Prime triplet

Revision as of 00:59, 17 March 2009 by Chenhsi (talk | contribs) (Discussion)
(diff) ← Older revision | Latest revision (diff) | Newer revision → (diff)

A set of three prime numbers which form an arithmetic sequence with common difference two is called a prime triplet.


An example of a prime triplet is $\{3,5,7\}$.

$\{3,5,7\}$ turns out to be the only prime triplet.

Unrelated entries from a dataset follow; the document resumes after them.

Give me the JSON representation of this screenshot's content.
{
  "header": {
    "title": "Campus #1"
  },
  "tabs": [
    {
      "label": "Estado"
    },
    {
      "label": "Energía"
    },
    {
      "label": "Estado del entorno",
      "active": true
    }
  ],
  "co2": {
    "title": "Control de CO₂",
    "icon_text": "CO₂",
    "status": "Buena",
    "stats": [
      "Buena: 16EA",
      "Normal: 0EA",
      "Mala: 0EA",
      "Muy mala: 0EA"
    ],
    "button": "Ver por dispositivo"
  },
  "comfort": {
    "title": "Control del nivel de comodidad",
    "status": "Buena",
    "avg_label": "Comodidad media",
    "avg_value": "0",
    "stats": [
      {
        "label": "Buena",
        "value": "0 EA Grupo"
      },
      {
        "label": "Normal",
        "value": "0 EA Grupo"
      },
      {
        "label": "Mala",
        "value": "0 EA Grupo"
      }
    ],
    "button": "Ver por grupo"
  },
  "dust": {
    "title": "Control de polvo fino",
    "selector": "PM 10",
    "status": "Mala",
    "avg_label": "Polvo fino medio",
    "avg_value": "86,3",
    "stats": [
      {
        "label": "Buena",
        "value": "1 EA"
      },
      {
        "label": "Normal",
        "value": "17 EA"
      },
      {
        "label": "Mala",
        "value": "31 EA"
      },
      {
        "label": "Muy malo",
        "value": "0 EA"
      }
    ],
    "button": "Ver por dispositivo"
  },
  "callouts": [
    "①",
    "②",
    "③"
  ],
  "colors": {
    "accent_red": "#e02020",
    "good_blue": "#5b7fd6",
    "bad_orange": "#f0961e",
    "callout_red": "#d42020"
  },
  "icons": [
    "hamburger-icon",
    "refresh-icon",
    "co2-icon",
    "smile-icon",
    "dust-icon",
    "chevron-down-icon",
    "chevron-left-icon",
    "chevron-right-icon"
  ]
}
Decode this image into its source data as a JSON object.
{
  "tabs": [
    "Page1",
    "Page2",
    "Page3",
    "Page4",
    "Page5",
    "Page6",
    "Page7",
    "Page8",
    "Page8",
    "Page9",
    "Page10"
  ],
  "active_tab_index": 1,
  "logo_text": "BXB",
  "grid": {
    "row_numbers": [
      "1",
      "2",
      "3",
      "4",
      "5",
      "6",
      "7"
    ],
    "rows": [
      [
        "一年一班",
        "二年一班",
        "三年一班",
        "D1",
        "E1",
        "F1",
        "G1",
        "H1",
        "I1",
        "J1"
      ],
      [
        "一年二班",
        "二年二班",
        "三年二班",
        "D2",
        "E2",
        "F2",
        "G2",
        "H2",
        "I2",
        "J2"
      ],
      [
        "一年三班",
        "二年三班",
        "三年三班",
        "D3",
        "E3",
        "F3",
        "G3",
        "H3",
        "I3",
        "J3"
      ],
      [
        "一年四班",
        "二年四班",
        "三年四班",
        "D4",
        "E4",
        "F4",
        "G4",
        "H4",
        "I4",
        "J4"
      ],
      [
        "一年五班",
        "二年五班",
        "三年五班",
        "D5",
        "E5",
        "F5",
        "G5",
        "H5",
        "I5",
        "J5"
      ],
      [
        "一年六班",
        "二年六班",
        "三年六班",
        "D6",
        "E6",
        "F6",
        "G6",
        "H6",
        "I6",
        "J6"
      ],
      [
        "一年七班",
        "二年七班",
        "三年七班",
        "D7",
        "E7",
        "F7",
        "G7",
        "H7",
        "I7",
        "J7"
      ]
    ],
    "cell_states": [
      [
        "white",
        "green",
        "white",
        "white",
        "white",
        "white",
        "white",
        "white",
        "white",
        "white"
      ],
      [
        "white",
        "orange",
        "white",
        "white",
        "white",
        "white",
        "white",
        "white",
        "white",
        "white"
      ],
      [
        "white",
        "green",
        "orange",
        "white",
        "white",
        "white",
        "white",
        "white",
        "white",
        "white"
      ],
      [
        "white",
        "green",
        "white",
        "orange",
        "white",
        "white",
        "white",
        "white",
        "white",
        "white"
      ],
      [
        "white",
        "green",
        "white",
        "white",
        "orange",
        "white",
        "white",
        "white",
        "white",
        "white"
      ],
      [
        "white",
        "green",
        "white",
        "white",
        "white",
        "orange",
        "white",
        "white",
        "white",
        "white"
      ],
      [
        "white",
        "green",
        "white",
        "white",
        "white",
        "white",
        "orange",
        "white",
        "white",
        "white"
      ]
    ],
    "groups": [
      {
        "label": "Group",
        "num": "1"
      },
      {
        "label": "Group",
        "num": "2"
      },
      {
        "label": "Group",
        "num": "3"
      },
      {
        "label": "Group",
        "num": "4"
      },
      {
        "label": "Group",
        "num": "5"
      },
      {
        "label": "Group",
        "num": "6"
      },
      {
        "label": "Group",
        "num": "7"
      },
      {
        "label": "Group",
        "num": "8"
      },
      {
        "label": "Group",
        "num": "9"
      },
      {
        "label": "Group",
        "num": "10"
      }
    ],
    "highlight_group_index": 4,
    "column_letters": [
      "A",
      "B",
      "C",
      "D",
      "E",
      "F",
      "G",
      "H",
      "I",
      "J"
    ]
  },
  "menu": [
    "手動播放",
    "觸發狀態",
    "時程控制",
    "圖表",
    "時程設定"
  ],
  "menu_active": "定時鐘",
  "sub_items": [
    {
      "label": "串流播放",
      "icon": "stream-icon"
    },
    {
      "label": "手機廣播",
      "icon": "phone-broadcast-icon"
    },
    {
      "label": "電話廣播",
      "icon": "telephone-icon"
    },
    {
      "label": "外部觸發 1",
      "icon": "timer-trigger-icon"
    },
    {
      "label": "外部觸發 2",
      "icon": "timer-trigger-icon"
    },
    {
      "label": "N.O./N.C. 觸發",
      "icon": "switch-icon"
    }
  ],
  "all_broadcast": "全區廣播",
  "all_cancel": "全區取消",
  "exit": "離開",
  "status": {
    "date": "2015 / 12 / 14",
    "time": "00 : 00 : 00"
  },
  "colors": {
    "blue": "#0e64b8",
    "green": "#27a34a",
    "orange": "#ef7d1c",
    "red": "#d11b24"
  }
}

This is because any set $\{n,n+2,n+4\} \pmod 3$ becomes $\{0,2,1\}$, $\{2,1,0\}$, or $\{1,0,2\}$. Therefore in every triplet there exists one number that is divisible by $3$. The only prime number divisible by $3$ is $3$ itself, so the only triplets possible are $\{1,3,5\}$ and $\{3,5,7\}$. Since $1$ is not a prime, $\{3,5,7\}$ is the only prime triplet.

See Also